The Naming of Things
The systematic renaming process
Reactome, the pathway database, often needs to represent a protein in several different forms, perhaps the initial translated form and fragments of this following processing, or after many different kinds of post-translational modification. In response to this need, we have developed a systematic nomenclature for the names of peptides.
Gene symbol core
Peptide coordinates suffix
We often represent several peptides that are derived from the same translated protein, all sharing a common UniProt external reference. To generate unique names for these we add the start and end coordinates of the peptide as a suffix to the gene symbol. The coordinates of the Reactome peptide are compared with UniProt's 'Chain' feature; in UniProt this feature is part of an annotation group called Molecular Features. This feature is used because it represents the 'default' peptide; this usage is consistent with our use of Uniprot IDs as our primary external peptide reference. If the start and end coordinates of the Reactome peptide agree with the Uniprot Chain feature, the coordinates are not added to the gene symbol. If either coordinate is not the same as the Chain feature, both Reactome coordinates are added as a gene symbol suffix. When the true peptide start or end coordinates are unknown, the '?' symbol is used. This combination of gene symbol plus coordinates is usually sufficient to generate a unique name.

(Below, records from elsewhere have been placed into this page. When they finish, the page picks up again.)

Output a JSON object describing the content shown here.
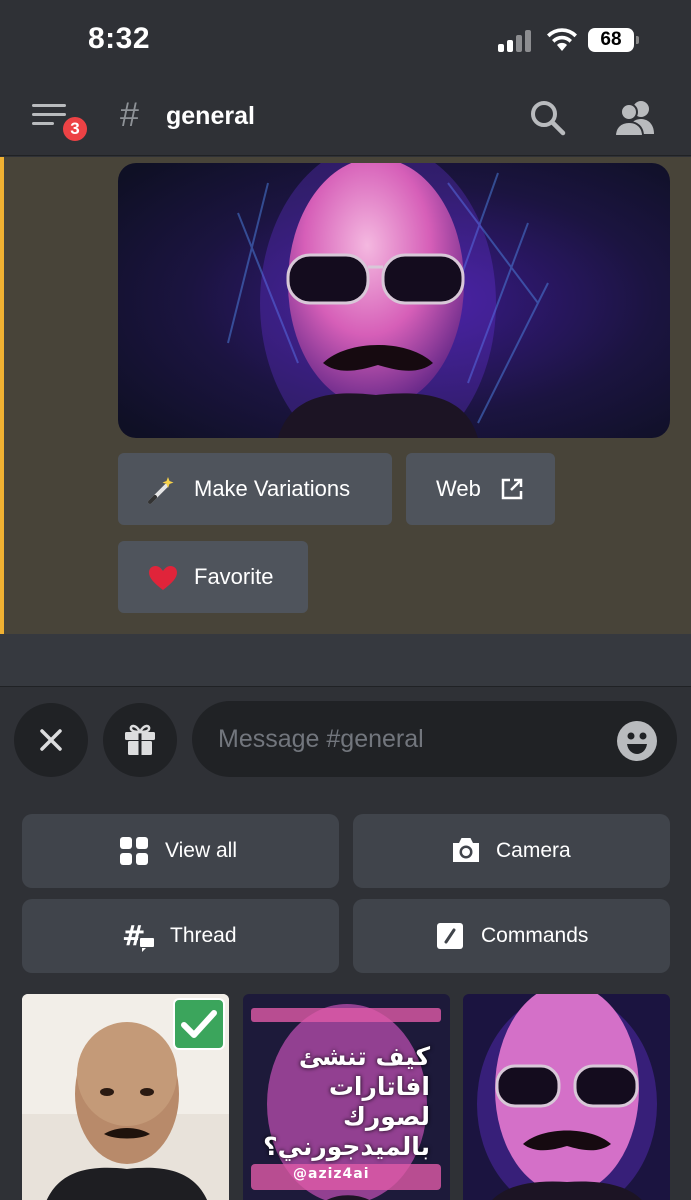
{
  "status_bar": {
    "time": "8:32",
    "battery": "68"
  },
  "header": {
    "hash_symbol": "#",
    "channel_name": "general",
    "notification_count": "3"
  },
  "message": {
    "image_alt": "AI avatar portrait",
    "buttons": [
      {
        "label": "Make Variations",
        "icon": "magic-wand-icon"
      },
      {
        "label": "Web",
        "icon": "external-link-icon"
      },
      {
        "label": "Favorite",
        "icon": "heart-icon"
      }
    ],
    "highlight_color": "#f0b132"
  },
  "composer": {
    "placeholder": "Message #general"
  },
  "panel": {
    "actions": [
      {
        "label": "View all",
        "icon": "grid-icon"
      },
      {
        "label": "Camera",
        "icon": "camera-icon"
      },
      {
        "label": "Thread",
        "icon": "thread-icon"
      },
      {
        "label": "Commands",
        "icon": "slash-command-icon"
      }
    ],
    "thumbnails": [
      {
        "selected": true
      },
      {
        "overlay_text": "كيف تنشئ افاتارات لصورك بالميدجورني؟",
        "handle": "@aziz4ai"
      },
      {
        "selected": false
      }
    ]
  },
  "colors": {
    "accent": "#f0b132",
    "badge": "#ed4245",
    "button": "#4f545c",
    "check": "#3ba55c"
  }
}
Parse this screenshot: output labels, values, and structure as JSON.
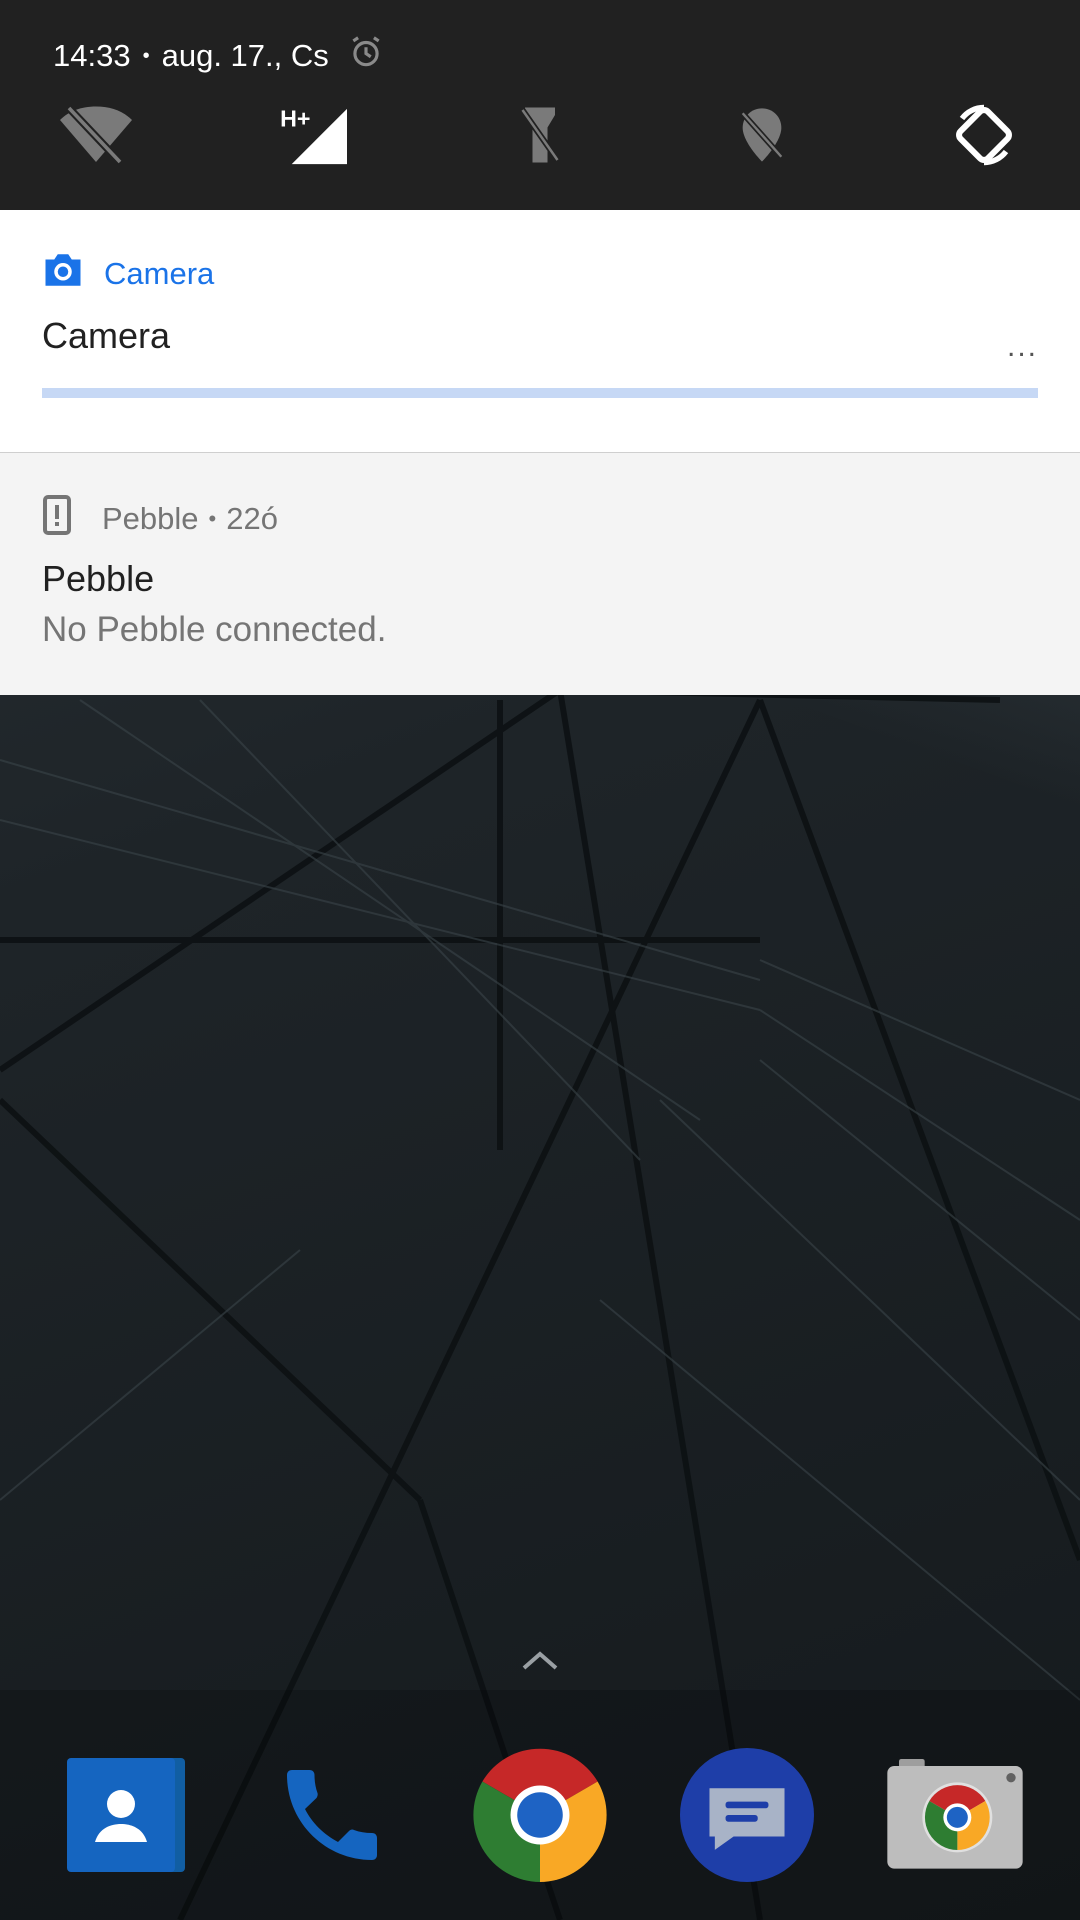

Post-translational modification (PTM) prefixes
PTMs are shown as prefixes to the gene symbol.
Some Reactome peptides are exempt from systematic renaming. Peptides exempted from renaming are named in a style that is similar to the systematic style, so far as possible.
Find out more
Reactome is an open-source, open access, manually curated and peer-reviewed pathway database.
You can read a full explanation of the peptide renaming process ion the Reactome Wiki.